● **Action item**:
Filter the records below, keeping only lines with the string "background".

(Data about app and page elements)
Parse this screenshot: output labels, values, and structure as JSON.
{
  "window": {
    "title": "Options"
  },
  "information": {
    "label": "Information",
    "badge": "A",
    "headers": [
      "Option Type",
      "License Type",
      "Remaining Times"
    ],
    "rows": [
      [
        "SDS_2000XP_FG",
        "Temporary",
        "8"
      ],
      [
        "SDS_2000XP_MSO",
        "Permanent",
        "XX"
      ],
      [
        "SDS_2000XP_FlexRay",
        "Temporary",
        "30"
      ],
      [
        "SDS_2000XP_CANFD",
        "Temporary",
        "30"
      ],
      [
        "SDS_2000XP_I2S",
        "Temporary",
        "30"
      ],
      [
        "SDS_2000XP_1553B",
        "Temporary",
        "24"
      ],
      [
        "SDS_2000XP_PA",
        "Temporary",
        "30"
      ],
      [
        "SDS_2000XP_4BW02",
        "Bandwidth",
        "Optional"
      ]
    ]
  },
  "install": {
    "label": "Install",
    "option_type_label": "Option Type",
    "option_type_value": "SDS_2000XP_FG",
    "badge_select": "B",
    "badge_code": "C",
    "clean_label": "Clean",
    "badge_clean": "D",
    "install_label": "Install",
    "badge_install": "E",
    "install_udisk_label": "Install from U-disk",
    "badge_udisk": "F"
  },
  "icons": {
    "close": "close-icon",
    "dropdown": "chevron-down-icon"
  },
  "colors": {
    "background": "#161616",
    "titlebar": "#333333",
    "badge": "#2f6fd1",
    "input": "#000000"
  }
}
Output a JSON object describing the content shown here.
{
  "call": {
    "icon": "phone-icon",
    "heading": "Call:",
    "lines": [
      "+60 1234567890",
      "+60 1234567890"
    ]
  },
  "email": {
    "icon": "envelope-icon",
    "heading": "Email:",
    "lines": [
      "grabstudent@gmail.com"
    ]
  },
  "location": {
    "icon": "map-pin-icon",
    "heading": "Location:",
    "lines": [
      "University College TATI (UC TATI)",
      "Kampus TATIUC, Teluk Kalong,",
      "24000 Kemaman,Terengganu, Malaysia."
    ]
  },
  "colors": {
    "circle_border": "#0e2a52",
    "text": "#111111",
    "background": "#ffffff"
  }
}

● **Written response**:
    "background": "#161616",
    "background": "#ffffff"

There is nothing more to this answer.